As we write this article, it is the annual tax season in the U.S., when millions of college students and their families file tax returns and submit the Free Application for Federal Student Aid, known as FAFSA in order to qualify for financial aid at their colleges and universities. Filing these taxes is a FAFSA requirement.
We want to share some good news with readers of the Online Education Blog. The federal government provides a number of tax incentives that can help defray the cost of higher education for tax filers.
These tax incentives come in a couple of forms:
1. Tax credits, which directly reduce the amount of tax you owe; and
2. Tax deductions, which reduce the amount of income that you pay taxes on.
Linfield College Adult Degree Program offers financial aid for students enrolled in our bachelor’s online degree and online certificate programs. Access the Federal Higher Education Tax Benefits Guide published by the National Association of Student Financial Aid Administrators on the Adult Degree Program website on our Financial Aid page.
You may find some of the following information that is referred to in the Federal Higher Education Tax Benefits Guide to be helpful as you plan for completing your college degree or certificate.
The American Opportunity Tax Credit, created in 2009, was recently given a time extension by Congress.
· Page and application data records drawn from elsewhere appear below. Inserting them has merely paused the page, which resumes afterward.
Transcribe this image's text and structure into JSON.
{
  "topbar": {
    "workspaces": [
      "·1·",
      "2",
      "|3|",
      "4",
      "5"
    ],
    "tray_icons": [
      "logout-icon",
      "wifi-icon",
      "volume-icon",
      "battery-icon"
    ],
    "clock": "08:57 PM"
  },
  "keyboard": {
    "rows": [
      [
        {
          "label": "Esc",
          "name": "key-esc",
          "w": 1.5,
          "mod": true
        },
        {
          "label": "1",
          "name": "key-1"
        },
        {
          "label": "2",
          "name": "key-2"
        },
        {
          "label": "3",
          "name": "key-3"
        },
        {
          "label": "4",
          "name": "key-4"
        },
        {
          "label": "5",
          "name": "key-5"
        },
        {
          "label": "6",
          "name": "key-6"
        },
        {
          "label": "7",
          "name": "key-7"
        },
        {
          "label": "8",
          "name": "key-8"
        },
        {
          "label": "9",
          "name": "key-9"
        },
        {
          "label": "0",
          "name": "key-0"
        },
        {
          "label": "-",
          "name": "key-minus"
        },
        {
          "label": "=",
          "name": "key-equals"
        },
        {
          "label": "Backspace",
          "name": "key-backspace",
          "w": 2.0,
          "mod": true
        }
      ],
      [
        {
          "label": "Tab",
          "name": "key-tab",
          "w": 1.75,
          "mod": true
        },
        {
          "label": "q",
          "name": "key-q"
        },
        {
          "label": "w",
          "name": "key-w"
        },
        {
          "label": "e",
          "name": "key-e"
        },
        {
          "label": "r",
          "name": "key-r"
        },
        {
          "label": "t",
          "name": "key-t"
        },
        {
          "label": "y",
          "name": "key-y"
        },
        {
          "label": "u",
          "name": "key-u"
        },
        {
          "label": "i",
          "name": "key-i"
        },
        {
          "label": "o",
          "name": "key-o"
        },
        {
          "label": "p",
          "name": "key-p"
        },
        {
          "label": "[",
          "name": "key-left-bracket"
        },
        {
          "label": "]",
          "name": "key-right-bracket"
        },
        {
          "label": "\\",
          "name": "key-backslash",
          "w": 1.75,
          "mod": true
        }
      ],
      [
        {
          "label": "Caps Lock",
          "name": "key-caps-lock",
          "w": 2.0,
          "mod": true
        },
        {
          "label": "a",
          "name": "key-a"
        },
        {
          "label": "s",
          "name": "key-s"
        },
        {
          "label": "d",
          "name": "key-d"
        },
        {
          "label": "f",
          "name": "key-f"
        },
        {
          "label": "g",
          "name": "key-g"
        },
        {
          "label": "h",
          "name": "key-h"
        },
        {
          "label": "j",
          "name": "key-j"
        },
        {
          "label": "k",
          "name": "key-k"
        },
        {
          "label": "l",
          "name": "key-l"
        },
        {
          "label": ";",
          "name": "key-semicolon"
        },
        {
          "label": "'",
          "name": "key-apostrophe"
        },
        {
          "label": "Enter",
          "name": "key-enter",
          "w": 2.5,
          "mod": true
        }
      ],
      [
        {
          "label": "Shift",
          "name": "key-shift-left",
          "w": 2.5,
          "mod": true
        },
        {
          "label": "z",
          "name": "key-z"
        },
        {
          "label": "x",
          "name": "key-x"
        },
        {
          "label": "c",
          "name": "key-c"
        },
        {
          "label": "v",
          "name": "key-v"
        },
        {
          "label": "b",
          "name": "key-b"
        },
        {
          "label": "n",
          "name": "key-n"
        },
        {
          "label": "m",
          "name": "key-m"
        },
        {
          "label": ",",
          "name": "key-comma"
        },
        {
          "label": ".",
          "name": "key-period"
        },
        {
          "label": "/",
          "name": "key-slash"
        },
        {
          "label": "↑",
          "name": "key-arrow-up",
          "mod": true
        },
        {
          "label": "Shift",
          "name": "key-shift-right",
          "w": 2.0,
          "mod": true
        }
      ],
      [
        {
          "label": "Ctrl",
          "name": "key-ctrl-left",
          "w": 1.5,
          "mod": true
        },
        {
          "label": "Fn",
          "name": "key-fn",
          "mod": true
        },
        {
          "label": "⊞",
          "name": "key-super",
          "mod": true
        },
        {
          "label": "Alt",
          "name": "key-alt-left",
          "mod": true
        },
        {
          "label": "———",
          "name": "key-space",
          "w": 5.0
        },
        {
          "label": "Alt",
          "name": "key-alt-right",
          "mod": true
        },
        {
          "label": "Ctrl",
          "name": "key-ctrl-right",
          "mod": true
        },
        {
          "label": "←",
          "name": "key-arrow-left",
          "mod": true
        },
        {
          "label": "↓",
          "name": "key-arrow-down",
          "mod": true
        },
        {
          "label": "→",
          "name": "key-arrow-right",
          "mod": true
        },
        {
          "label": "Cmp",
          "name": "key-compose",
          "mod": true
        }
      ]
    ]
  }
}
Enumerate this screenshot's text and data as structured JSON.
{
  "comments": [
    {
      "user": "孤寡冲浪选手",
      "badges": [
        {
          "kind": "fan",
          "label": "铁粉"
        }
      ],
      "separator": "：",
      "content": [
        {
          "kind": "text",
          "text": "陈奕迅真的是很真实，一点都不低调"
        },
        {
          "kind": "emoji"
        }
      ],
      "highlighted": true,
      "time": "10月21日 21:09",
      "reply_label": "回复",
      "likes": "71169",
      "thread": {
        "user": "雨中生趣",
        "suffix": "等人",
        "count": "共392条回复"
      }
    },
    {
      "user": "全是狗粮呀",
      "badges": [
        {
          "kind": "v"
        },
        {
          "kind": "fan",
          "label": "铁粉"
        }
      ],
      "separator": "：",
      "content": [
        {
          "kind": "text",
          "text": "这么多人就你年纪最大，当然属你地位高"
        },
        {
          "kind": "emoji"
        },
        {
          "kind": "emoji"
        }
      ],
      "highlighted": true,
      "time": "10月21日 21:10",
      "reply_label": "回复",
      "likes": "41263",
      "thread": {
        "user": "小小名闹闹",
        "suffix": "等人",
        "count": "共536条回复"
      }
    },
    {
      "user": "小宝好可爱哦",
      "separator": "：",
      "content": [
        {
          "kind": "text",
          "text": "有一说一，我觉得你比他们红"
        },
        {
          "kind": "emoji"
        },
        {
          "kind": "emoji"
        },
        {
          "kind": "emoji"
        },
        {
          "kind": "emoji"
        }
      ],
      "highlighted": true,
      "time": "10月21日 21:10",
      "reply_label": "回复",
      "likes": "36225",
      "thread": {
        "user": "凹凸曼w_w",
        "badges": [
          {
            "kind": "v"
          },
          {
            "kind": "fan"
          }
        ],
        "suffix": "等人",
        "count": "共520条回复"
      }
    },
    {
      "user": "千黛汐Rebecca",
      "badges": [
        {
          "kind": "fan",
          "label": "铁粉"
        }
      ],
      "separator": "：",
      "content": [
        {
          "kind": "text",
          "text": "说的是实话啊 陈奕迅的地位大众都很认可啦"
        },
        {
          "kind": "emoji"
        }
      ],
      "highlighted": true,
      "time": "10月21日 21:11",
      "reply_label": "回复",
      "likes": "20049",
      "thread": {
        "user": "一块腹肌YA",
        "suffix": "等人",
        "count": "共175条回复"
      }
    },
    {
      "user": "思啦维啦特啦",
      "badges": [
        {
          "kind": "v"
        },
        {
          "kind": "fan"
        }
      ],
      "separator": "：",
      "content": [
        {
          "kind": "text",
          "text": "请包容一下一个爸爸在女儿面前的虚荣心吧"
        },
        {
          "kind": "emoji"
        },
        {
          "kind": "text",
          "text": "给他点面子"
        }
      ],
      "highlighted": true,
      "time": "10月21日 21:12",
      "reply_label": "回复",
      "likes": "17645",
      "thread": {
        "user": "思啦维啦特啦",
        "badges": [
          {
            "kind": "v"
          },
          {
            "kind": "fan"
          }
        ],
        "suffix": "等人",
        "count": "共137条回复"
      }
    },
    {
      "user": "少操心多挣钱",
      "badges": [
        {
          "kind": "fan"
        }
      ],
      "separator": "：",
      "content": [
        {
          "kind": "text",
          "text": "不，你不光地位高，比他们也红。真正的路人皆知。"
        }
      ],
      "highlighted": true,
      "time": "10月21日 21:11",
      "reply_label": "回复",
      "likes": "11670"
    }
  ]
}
Tuition, related fees, such as online fees, books, and other required course materials generally qualify for inclusion in the tax credit.
The credit is equal to 100 percent of the first $2,000 spent and 25 percent of the next $2,000. That means the full $2500 credit may be available to a taxpayer who pays $4000 or more in qualified expenses.
Forty percent of the American Opportunity Tax Credit is refundable. This means that even people who owe no tax can get an annual payment of the credit of up to $1000.
Crisanne Werner, Director of Financial Aid at Linfield College says, “the American Opportunity Tax Credit is set to expire after the 2011 tax year so students should not delay in taking advantage of this opportunity.”
The Lifetime Learning Tax Credit is another valuable incentive for enrolling in college courses. Expenses that count towards this credit are tuition, fees, and amounts required to be paid to the institution for books, supplies and equipment. You don’t have to be pursuing a degree or certificate to qualify for the Lifetime Learning Credit. You can claim it for all years of post secondary education and for courses to acquire or improve job skills.
If you claim the American Opportunity credit for one or more students in your family, you can’t use their expenses to figure your Lifetime Learning Credit. You can still take a Lifetime Credit for family members for whom you are not claiming the other credits.
If you are repaying educational loans, you will want to take advantage of Student Loan Interest Deduction where you may be able to deduct interest you pay on a qualified student loan. The deduction is claimed as an adjustment to income so you do not need to itemize your deductions on Schedule A Form 1040.
If you are currently repaying on a student loan, and you return to college to complete your degree, you will likely be eligible to place your previous loan into deferment while you are back in school. Once you have become admitted to a degree program and are re-enrolled in classes, contact the office of financial aid for guidance on how to do this.
Many different tax credits and deductions can help you as an adult student to defray the costs of earning your bachelor’s degree, and thereby make your dream of achieving your college degree more affordable.
An additional resource is the Tax Benefits for Education section on IRS.gov, which includes tips for taking advantage of these education credits and deductions.
Find important information about financial aid and assistance with your questions on our financial aid page.
Crisanne Werner, Director of Financial Aid at Linfield College contributed to this article.